Tuesday, September 19, 2006

On India's Despairing Farms, a Plague of Suicides

India’s economy may be soaring, but agriculture remains its Achilles’ heel, as food production, once India’s great pride, has failed to keep pace with the nation’s population growth in the last decade; "acute distress" cited by PM Singh.

As reported in the New York Times; Sept. 19, 2006

By Somini Sengupta

BHADUMARI, India -- Here in the center of India, on a gray Wednesday morning, a cotton farmer swallowed a bottle of pesticide and fell dead at the threshold of his small mud house.

The farmer, Anil Kondba Shende, 31, left behind a wife and two small sons, debts that his family knew about only vaguely and a soggy, ruined 3.5-acre patch of cotton plants that had been his only source of income.

Whether it was debt, shame or some other privation that drove Mr. Shende to kill himself rests with him alone. But his death was by no means an isolated one, and in it lay an alarming reminder of the crisis facing the Indian farmer.

Across the country in desperate pockets like this one, 17,107 farmers committed suicide in 2003, the most recent year for which government figures are available. Anecdotal reports suggest that the high rates are continuing.

Though the crisis has been building for years, it presents an increasingly thorny political challenge for Prime Minister Manmohan Singh. High suicide rates and rural despair helped topple the previous government two years ago and put Mr. Singh in power.

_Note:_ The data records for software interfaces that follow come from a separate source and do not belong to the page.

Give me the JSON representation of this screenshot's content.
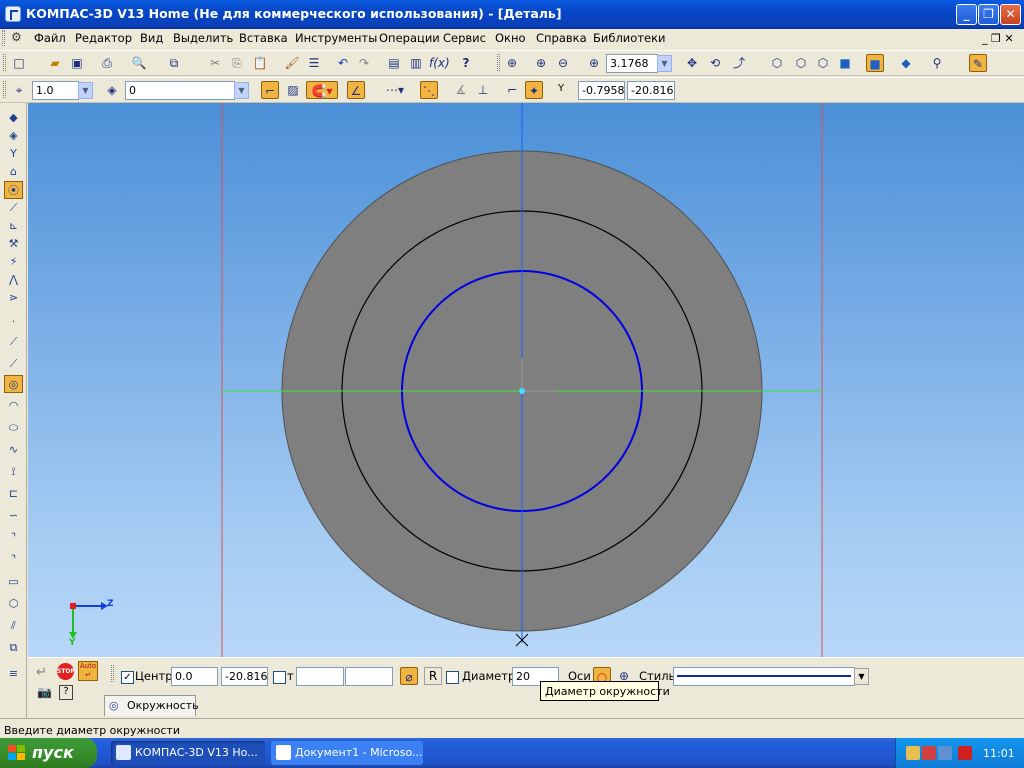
{
  "window": {
    "title": "КОМПАС-3D V13 Home (Не для коммерческого использования) - [Деталь]",
    "minimize": "_",
    "restore": "❐",
    "close": "✕"
  },
  "menu": {
    "items": [
      "Файл",
      "Редактор",
      "Вид",
      "Выделить",
      "Вставка",
      "Инструменты",
      "Операции",
      "Сервис",
      "Окно",
      "Справка",
      "Библиотеки"
    ],
    "mdi_controls": "_ ❐ ✕"
  },
  "toolbar_standard": {
    "zoom_value": "3.1768"
  },
  "toolbar_current": {
    "step_value": "1.0",
    "layer_value": "0",
    "coord_label": "Y",
    "coord_x": "-0.7958",
    "coord_y": "-20.816"
  },
  "axes": {
    "z_label": "Z",
    "y_label": "Y"
  },
  "props_panel": {
    "center_label": "Центр",
    "center_x": "0.0",
    "center_y": "-20.816",
    "t_label": "т",
    "point_x": "",
    "point_y": "",
    "r_label": "R",
    "diameter_label": "Диаметр",
    "diameter_value": "20",
    "axes_label": "Оси",
    "style_label": "Стиль",
    "tab_label": "Окружность",
    "tooltip": "Диаметр окружности"
  },
  "status": {
    "text": "Введите диаметр окружности"
  },
  "taskbar": {
    "start": "пуск",
    "tasks": [
      "КОМПАС-3D V13 Ho...",
      "Документ1 - Microso..."
    ],
    "clock": "11:01"
  },
  "colors": {
    "outer_disc": "#7f7f7f",
    "sketch_circle": "#000000",
    "new_circle": "#0000e0",
    "axis_vertical": "#1060ff",
    "axis_horizontal": "#40e040",
    "frame_lines": "#e05050"
  }
}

Changes brought on by 15 years of economic reforms have opened Indian farmers to global competition and given them access to expensive and promising biotechnology, but not necessarily opened the way to higher prices, bank loans, irrigation or insurance against pests and rain.

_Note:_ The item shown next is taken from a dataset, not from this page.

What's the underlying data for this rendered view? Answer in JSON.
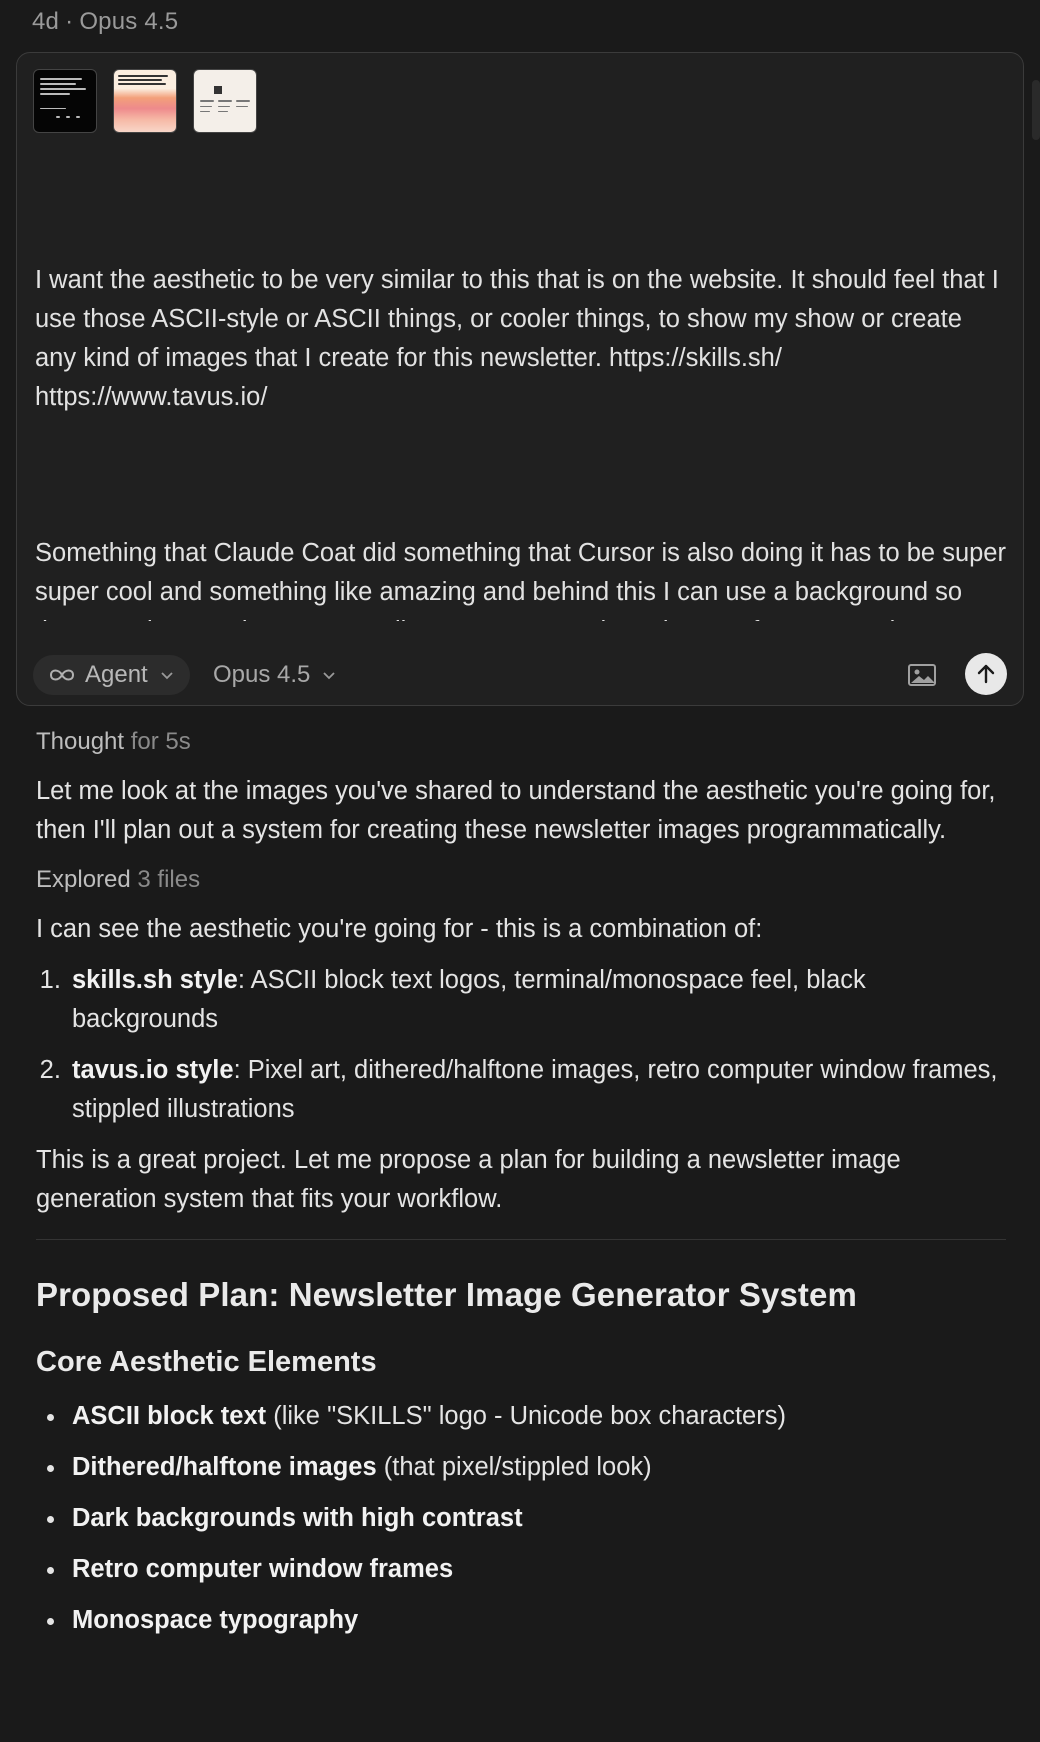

To read entire article, click: http://www.nytimes.com/2006/09/19/world/asia/19india.html?th&emc=th